What is being asked: Please print every record exactly as it stands, leaving out the pictures.

Records supplied:
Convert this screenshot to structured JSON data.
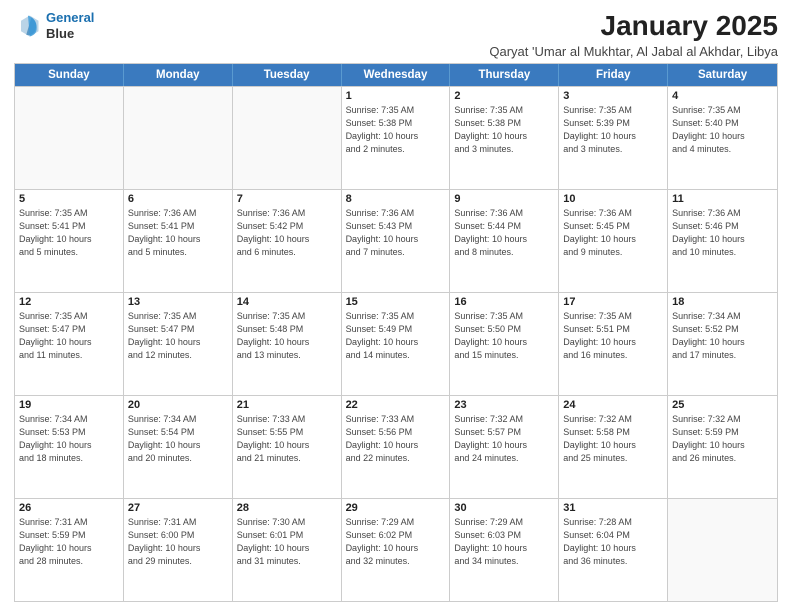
{
  "logo": {
    "line1": "General",
    "line2": "Blue"
  },
  "title": "January 2025",
  "subtitle": "Qaryat 'Umar al Mukhtar, Al Jabal al Akhdar, Libya",
  "header_days": [
    "Sunday",
    "Monday",
    "Tuesday",
    "Wednesday",
    "Thursday",
    "Friday",
    "Saturday"
  ],
  "rows": [
    [
      {
        "date": "",
        "info": ""
      },
      {
        "date": "",
        "info": ""
      },
      {
        "date": "",
        "info": ""
      },
      {
        "date": "1",
        "info": "Sunrise: 7:35 AM\nSunset: 5:38 PM\nDaylight: 10 hours\nand 2 minutes."
      },
      {
        "date": "2",
        "info": "Sunrise: 7:35 AM\nSunset: 5:38 PM\nDaylight: 10 hours\nand 3 minutes."
      },
      {
        "date": "3",
        "info": "Sunrise: 7:35 AM\nSunset: 5:39 PM\nDaylight: 10 hours\nand 3 minutes."
      },
      {
        "date": "4",
        "info": "Sunrise: 7:35 AM\nSunset: 5:40 PM\nDaylight: 10 hours\nand 4 minutes."
      }
    ],
    [
      {
        "date": "5",
        "info": "Sunrise: 7:35 AM\nSunset: 5:41 PM\nDaylight: 10 hours\nand 5 minutes."
      },
      {
        "date": "6",
        "info": "Sunrise: 7:36 AM\nSunset: 5:41 PM\nDaylight: 10 hours\nand 5 minutes."
      },
      {
        "date": "7",
        "info": "Sunrise: 7:36 AM\nSunset: 5:42 PM\nDaylight: 10 hours\nand 6 minutes."
      },
      {
        "date": "8",
        "info": "Sunrise: 7:36 AM\nSunset: 5:43 PM\nDaylight: 10 hours\nand 7 minutes."
      },
      {
        "date": "9",
        "info": "Sunrise: 7:36 AM\nSunset: 5:44 PM\nDaylight: 10 hours\nand 8 minutes."
      },
      {
        "date": "10",
        "info": "Sunrise: 7:36 AM\nSunset: 5:45 PM\nDaylight: 10 hours\nand 9 minutes."
      },
      {
        "date": "11",
        "info": "Sunrise: 7:36 AM\nSunset: 5:46 PM\nDaylight: 10 hours\nand 10 minutes."
      }
    ],
    [
      {
        "date": "12",
        "info": "Sunrise: 7:35 AM\nSunset: 5:47 PM\nDaylight: 10 hours\nand 11 minutes."
      },
      {
        "date": "13",
        "info": "Sunrise: 7:35 AM\nSunset: 5:47 PM\nDaylight: 10 hours\nand 12 minutes."
      },
      {
        "date": "14",
        "info": "Sunrise: 7:35 AM\nSunset: 5:48 PM\nDaylight: 10 hours\nand 13 minutes."
      },
      {
        "date": "15",
        "info": "Sunrise: 7:35 AM\nSunset: 5:49 PM\nDaylight: 10 hours\nand 14 minutes."
      },
      {
        "date": "16",
        "info": "Sunrise: 7:35 AM\nSunset: 5:50 PM\nDaylight: 10 hours\nand 15 minutes."
      },
      {
        "date": "17",
        "info": "Sunrise: 7:35 AM\nSunset: 5:51 PM\nDaylight: 10 hours\nand 16 minutes."
      },
      {
        "date": "18",
        "info": "Sunrise: 7:34 AM\nSunset: 5:52 PM\nDaylight: 10 hours\nand 17 minutes."
      }
    ],
    [
      {
        "date": "19",
        "info": "Sunrise: 7:34 AM\nSunset: 5:53 PM\nDaylight: 10 hours\nand 18 minutes."
      },
      {
        "date": "20",
        "info": "Sunrise: 7:34 AM\nSunset: 5:54 PM\nDaylight: 10 hours\nand 20 minutes."
      },
      {
        "date": "21",
        "info": "Sunrise: 7:33 AM\nSunset: 5:55 PM\nDaylight: 10 hours\nand 21 minutes."
      },
      {
        "date": "22",
        "info": "Sunrise: 7:33 AM\nSunset: 5:56 PM\nDaylight: 10 hours\nand 22 minutes."
      },
      {
        "date": "23",
        "info": "Sunrise: 7:32 AM\nSunset: 5:57 PM\nDaylight: 10 hours\nand 24 minutes."
      },
      {
        "date": "24",
        "info": "Sunrise: 7:32 AM\nSunset: 5:58 PM\nDaylight: 10 hours\nand 25 minutes."
      },
      {
        "date": "25",
        "info": "Sunrise: 7:32 AM\nSunset: 5:59 PM\nDaylight: 10 hours\nand 26 minutes."
      }
    ],
    [
      {
        "date": "26",
        "info": "Sunrise: 7:31 AM\nSunset: 5:59 PM\nDaylight: 10 hours\nand 28 minutes."
      },
      {
        "date": "27",
        "info": "Sunrise: 7:31 AM\nSunset: 6:00 PM\nDaylight: 10 hours\nand 29 minutes."
      },
      {
        "date": "28",
        "info": "Sunrise: 7:30 AM\nSunset: 6:01 PM\nDaylight: 10 hours\nand 31 minutes."
      },
      {
        "date": "29",
        "info": "Sunrise: 7:29 AM\nSunset: 6:02 PM\nDaylight: 10 hours\nand 32 minutes."
      },
      {
        "date": "30",
        "info": "Sunrise: 7:29 AM\nSunset: 6:03 PM\nDaylight: 10 hours\nand 34 minutes."
      },
      {
        "date": "31",
        "info": "Sunrise: 7:28 AM\nSunset: 6:04 PM\nDaylight: 10 hours\nand 36 minutes."
      },
      {
        "date": "",
        "info": ""
      }
    ]
  ]
}
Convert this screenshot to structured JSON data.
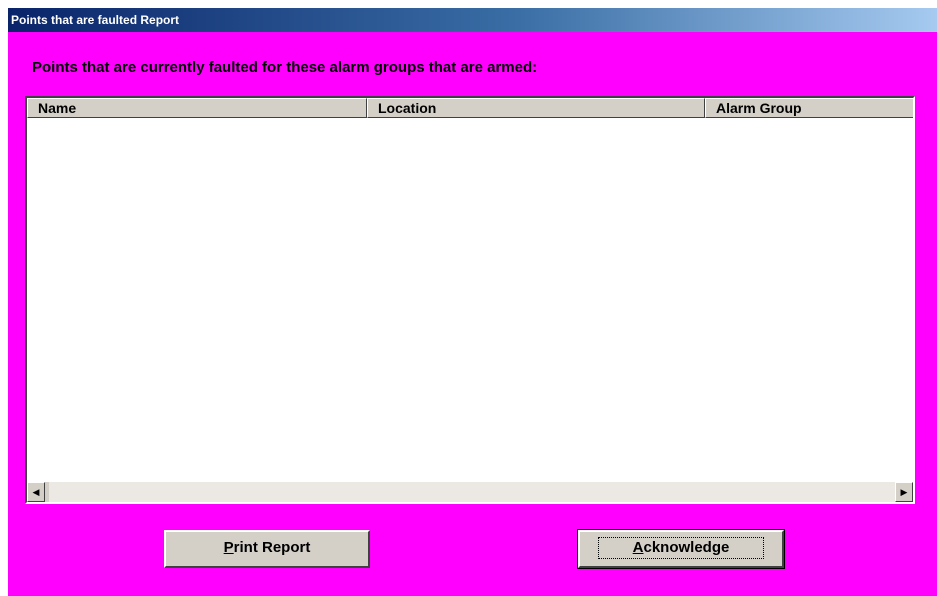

Response for this exercise:
Convert this screenshot to structured JSON data.
{
  "logo": {
    "line1": "General",
    "line2": "Blue"
  },
  "title": "January 2025",
  "subtitle": "Qaryat 'Umar al Mukhtar, Al Jabal al Akhdar, Libya",
  "header_days": [
    "Sunday",
    "Monday",
    "Tuesday",
    "Wednesday",
    "Thursday",
    "Friday",
    "Saturday"
  ],
  "rows": [
    [
      {
        "date": "",
        "info": ""
      },
      {
        "date": "",
        "info": ""
      },
      {
        "date": "",
        "info": ""
      },
      {
        "date": "1",
        "info": "Sunrise: 7:35 AM\nSunset: 5:38 PM\nDaylight: 10 hours\nand 2 minutes."
      },
      {
        "date": "2",
        "info": "Sunrise: 7:35 AM\nSunset: 5:38 PM\nDaylight: 10 hours\nand 3 minutes."
      },
      {
        "date": "3",
        "info": "Sunrise: 7:35 AM\nSunset: 5:39 PM\nDaylight: 10 hours\nand 3 minutes."
      },
      {
        "date": "4",
        "info": "Sunrise: 7:35 AM\nSunset: 5:40 PM\nDaylight: 10 hours\nand 4 minutes."
      }
    ],
    [
      {
        "date": "5",
        "info": "Sunrise: 7:35 AM\nSunset: 5:41 PM\nDaylight: 10 hours\nand 5 minutes."
      },
      {
        "date": "6",
        "info": "Sunrise: 7:36 AM\nSunset: 5:41 PM\nDaylight: 10 hours\nand 5 minutes."
      },
      {
        "date": "7",
        "info": "Sunrise: 7:36 AM\nSunset: 5:42 PM\nDaylight: 10 hours\nand 6 minutes."
      },
      {
        "date": "8",
        "info": "Sunrise: 7:36 AM\nSunset: 5:43 PM\nDaylight: 10 hours\nand 7 minutes."
      },
      {
        "date": "9",
        "info": "Sunrise: 7:36 AM\nSunset: 5:44 PM\nDaylight: 10 hours\nand 8 minutes."
      },
      {
        "date": "10",
        "info": "Sunrise: 7:36 AM\nSunset: 5:45 PM\nDaylight: 10 hours\nand 9 minutes."
      },
      {
        "date": "11",
        "info": "Sunrise: 7:36 AM\nSunset: 5:46 PM\nDaylight: 10 hours\nand 10 minutes."
      }
    ],
    [
      {
        "date": "12",
        "info": "Sunrise: 7:35 AM\nSunset: 5:47 PM\nDaylight: 10 hours\nand 11 minutes."
      },
      {
        "date": "13",
        "info": "Sunrise: 7:35 AM\nSunset: 5:47 PM\nDaylight: 10 hours\nand 12 minutes."
      },
      {
        "date": "14",
        "info": "Sunrise: 7:35 AM\nSunset: 5:48 PM\nDaylight: 10 hours\nand 13 minutes."
      },
      {
        "date": "15",
        "info": "Sunrise: 7:35 AM\nSunset: 5:49 PM\nDaylight: 10 hours\nand 14 minutes."
      },
      {
        "date": "16",
        "info": "Sunrise: 7:35 AM\nSunset: 5:50 PM\nDaylight: 10 hours\nand 15 minutes."
      },
      {
        "date": "17",
        "info": "Sunrise: 7:35 AM\nSunset: 5:51 PM\nDaylight: 10 hours\nand 16 minutes."
      },
      {
        "date": "18",
        "info": "Sunrise: 7:34 AM\nSunset: 5:52 PM\nDaylight: 10 hours\nand 17 minutes."
      }
    ],
    [
      {
        "date": "19",
        "info": "Sunrise: 7:34 AM\nSunset: 5:53 PM\nDaylight: 10 hours\nand 18 minutes."
      },
      {
        "date": "20",
        "info": "Sunrise: 7:34 AM\nSunset: 5:54 PM\nDaylight: 10 hours\nand 20 minutes."
      },
      {
        "date": "21",
        "info": "Sunrise: 7:33 AM\nSunset: 5:55 PM\nDaylight: 10 hours\nand 21 minutes."
      },
      {
        "date": "22",
        "info": "Sunrise: 7:33 AM\nSunset: 5:56 PM\nDaylight: 10 hours\nand 22 minutes."
      },
      {
        "date": "23",
        "info": "Sunrise: 7:32 AM\nSunset: 5:57 PM\nDaylight: 10 hours\nand 24 minutes."
      },
      {
        "date": "24",
        "info": "Sunrise: 7:32 AM\nSunset: 5:58 PM\nDaylight: 10 hours\nand 25 minutes."
      },
      {
        "date": "25",
        "info": "Sunrise: 7:32 AM\nSunset: 5:59 PM\nDaylight: 10 hours\nand 26 minutes."
      }
    ],
    [
      {
        "date": "26",
        "info": "Sunrise: 7:31 AM\nSunset: 5:59 PM\nDaylight: 10 hours\nand 28 minutes."
      },
      {
        "date": "27",
        "info": "Sunrise: 7:31 AM\nSunset: 6:00 PM\nDaylight: 10 hours\nand 29 minutes."
      },
      {
        "date": "28",
        "info": "Sunrise: 7:30 AM\nSunset: 6:01 PM\nDaylight: 10 hours\nand 31 minutes."
      },
      {
        "date": "29",
        "info": "Sunrise: 7:29 AM\nSunset: 6:02 PM\nDaylight: 10 hours\nand 32 minutes."
      },
      {
        "date": "30",
        "info": "Sunrise: 7:29 AM\nSunset: 6:03 PM\nDaylight: 10 hours\nand 34 minutes."
      },
      {
        "date": "31",
        "info": "Sunrise: 7:28 AM\nSunset: 6:04 PM\nDaylight: 10 hours\nand 36 minutes."
      },
      {
        "date": "",
        "info": ""
      }
    ]
  ]
}
Convert this screenshot to structured JSON data.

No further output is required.